Exercise goal:
Where does the word "value" show up in the records? Copy every line that holds it.

Data entries

»»

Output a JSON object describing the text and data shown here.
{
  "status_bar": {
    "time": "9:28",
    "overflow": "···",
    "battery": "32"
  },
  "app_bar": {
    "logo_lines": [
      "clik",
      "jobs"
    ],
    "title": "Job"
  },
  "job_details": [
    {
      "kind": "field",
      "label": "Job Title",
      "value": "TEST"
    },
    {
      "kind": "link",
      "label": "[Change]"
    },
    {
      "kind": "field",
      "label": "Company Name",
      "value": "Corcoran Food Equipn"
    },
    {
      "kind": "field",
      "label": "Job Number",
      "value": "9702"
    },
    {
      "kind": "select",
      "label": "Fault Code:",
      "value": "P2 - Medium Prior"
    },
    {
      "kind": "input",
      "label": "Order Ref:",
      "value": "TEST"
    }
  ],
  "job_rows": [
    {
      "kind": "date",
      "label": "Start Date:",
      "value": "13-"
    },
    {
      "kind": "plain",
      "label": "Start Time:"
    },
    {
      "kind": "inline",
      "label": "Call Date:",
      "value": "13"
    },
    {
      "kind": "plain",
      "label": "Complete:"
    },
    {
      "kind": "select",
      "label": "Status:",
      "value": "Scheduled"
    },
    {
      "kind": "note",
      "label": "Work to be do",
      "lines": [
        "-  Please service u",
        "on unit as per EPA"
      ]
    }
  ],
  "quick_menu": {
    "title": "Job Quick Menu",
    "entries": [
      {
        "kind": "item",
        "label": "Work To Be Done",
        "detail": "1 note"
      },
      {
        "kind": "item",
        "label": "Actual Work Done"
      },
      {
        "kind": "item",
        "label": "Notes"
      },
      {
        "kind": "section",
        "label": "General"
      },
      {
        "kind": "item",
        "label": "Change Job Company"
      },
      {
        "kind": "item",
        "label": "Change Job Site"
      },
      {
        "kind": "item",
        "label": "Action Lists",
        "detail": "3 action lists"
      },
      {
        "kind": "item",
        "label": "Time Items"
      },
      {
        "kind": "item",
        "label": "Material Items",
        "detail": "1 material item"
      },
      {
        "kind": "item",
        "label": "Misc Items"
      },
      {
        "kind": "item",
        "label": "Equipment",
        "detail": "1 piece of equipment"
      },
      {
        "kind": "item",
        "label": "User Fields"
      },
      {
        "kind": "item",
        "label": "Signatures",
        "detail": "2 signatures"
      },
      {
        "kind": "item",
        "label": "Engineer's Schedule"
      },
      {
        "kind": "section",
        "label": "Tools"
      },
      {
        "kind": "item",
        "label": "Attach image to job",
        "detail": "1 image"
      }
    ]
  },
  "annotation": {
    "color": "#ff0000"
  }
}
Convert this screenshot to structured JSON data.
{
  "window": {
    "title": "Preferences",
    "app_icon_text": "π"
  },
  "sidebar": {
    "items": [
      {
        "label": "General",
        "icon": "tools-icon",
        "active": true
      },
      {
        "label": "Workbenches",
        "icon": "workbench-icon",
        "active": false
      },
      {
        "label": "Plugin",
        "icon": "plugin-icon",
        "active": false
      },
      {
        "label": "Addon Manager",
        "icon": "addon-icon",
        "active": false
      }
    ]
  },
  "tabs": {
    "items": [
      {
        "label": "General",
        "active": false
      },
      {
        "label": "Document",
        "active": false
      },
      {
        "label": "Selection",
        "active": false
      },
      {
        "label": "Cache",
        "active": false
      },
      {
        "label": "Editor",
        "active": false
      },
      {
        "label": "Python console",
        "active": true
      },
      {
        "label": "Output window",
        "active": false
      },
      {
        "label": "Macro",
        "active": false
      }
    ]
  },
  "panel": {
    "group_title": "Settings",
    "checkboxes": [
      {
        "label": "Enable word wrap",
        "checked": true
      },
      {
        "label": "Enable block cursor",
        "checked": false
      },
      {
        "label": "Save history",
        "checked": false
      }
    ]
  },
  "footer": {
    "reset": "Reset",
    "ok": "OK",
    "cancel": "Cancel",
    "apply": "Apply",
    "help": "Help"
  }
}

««

Task solution:
      "value": "TEST"
      "value": "Corcoran Food Equipn"
      "value": "9702"
      "value": "P2 - Medium Prior"
      "value": "TEST"
      "value": "13-"
      "value": "13"
      "value": "Scheduled"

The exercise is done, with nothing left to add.